What the exercise asks:
The expected output is a copy of every line in the records with the string "label".

Data:
□ □ □ □ □ □ □

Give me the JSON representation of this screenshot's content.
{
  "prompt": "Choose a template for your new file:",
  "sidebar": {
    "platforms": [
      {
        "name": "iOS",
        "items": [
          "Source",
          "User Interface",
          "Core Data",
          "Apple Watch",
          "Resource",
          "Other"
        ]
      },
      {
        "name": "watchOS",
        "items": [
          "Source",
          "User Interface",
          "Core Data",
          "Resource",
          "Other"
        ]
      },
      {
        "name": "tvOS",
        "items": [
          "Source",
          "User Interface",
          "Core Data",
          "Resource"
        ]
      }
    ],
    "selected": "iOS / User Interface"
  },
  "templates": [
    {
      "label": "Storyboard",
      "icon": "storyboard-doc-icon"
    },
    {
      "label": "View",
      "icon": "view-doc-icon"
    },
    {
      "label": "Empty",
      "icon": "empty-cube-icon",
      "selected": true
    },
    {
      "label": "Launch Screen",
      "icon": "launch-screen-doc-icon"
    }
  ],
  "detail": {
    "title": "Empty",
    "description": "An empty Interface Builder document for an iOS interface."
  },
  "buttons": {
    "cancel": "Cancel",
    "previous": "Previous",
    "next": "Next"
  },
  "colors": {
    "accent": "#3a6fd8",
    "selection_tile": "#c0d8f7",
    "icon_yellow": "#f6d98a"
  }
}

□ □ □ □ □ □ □

Result:
      "label": "Storyboard",
      "label": "View",
      "label": "Empty",
      "label": "Launch Screen",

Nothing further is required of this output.